by Nastia VoynovskayaPosted on

Bubi Canal takes brightly colored, stylized photographs that cleverly utilize commonplace objects to create otherworldly scenarios. Through his whimsical vision, mundane items begin to resemble toys and the world, a playground. Canal will debut a new series of works for his solo show “Magic Garden,” opening at Munch Gallery in New York on March 14 and showing through April 19. Shot in NYC and Rochester, Canal’s latest photographs began as still lifes but quickly turned into quirky portraits with a unifying red, yellow, green, and blue color palette. In addition to photography, the show will also include video and sculpture.

by Nastia VoynovskayaPosted on

Adonna Khare creates mural-scale pencil drawings inspired by the animal world. Anthropomorphized animals interact in mysterious forests shrouded in plants and overhanging branches. Khare’s work evokes Aesop’s Fables with its storybook-like narratives. While her drawings might appear allegorical, they are also open-ended and surreal. The artist won the 2012 Art Prize competition and has work in the permanent collections of the Long Beach Museum of Art and the Grand Rapids Art Museum.
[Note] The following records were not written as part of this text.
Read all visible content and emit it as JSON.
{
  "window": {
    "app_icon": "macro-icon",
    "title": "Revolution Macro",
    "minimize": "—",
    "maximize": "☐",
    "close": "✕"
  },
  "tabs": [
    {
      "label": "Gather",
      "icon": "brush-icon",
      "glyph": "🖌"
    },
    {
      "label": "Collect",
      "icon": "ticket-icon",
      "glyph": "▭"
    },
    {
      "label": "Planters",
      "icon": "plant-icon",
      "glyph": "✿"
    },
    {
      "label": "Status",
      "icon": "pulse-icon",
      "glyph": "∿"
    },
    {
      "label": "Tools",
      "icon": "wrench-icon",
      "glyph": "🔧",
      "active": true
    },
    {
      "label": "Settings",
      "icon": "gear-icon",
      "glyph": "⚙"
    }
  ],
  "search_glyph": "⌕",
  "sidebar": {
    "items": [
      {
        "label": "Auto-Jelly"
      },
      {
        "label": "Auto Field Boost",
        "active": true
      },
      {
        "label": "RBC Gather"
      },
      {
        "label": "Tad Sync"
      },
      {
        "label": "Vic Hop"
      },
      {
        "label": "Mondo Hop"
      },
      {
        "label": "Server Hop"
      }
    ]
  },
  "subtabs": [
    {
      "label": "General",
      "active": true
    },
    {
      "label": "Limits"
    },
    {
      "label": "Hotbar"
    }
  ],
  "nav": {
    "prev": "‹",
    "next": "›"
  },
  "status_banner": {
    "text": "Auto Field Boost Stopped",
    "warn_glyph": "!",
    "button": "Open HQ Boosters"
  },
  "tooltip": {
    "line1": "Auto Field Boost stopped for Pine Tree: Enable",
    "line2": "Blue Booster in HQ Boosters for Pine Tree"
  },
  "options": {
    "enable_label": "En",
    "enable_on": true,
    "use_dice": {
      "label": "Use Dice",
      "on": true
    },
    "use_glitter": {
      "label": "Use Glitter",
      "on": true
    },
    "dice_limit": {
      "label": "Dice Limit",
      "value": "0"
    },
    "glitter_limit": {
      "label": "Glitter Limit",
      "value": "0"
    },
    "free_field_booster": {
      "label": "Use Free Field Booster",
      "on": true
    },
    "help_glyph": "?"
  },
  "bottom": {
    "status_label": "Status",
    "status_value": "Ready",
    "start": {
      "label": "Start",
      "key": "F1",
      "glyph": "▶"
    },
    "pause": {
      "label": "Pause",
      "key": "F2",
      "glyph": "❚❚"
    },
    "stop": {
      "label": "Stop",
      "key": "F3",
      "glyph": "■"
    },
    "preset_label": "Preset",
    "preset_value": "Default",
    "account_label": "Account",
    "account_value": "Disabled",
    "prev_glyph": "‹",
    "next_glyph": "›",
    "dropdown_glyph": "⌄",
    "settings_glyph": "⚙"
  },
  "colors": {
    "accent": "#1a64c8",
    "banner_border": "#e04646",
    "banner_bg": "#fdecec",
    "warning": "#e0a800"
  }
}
by Nastia VoynovskayaPosted on

Brazilian artists Biciclea Sem Freio have a solo show titled “Fera” coming up on March 5 at London’s RexRomae Gallery, curated by JustKids. The duo met at the university of Federal University of Goiás while studying visual art. They got their start designing rock posters and quickly moved on to creating their personal, collaborative artwork and street art. Nowadays, their colorful, graphic murals have taken them all over the world. Take a look at some of the pieces that will be included in “Fera” as well as some of their recent walls below.

by Nastia VoynovskayaPosted on

Probably one of the best people to go thrifting with, Hoda Zarbaf utilizes recycled fabrics and old furniture to hand-stitch ornate sculptures. Using sexuality and humor, Zarbaf interrogates representations of womanhood through abstract forms. There’s her chair sculpture with a vulva-like cushion, Vaginal Rapture, with rainbow shapes exploding out of it like an epic moment of release. Another piece, Down-time, features a dominatrix-like woman reclining on a big cushion. Farsi text on her back alludes to her sensitive heart, which contrasts the stereotypes that come to mind because of her tattoos and fishnets. Zarbaf’s work delves into women’s intimate moments and emerges with a three-dimensional portrayal of varied experiences.

by Nastia VoynovskayaPosted on

For the upcoming group show “PROTEST” at M16 Art Space in Canberra, Australia, Fintan Magee created a video work based on an ephemeral installation he created in a Sydney warehouse. For the piece, Magee wanted to speak out against conservative bias in Australia’s news media, which he says spreads racism, homophobia, and Islamophobia. He created a wire sculpture and stuffed with with Daily Telegraph newspapers, a publication owned by ultra-rightwing media mogul Rupert Murdoch (who also owns Fox News here in the US). Magee set the sculpture in front of a mural and set it aflame. In a video included below, he explains that the man and dog in the mural represent the master-lapdog relationship between the media and its unquestioning followers. Titled “Man Bites Dog,” the multimedia piece will debut at M16 Art Space on March 26.

by Nastia VoynovskayaPosted on

Max Kauffman created a sprawling mural filled with folk art motifs for LeQuiVive Gallery’s mural project in Oakland’s Uptown neighborhood recently. Though he typically works small-scale with media such as watercolor and acrylic, Kauffman went big for his latest piece, creating a triptych that spans an entire city block. Loosely rendering the forms of birds, flowers, and houses, Kauffman uses figurative elements as a jumping off point to explore organic patterns and textile-inspired designs. Despite his busy imagery, he keeps his color palette minimal to give his figures room to breath.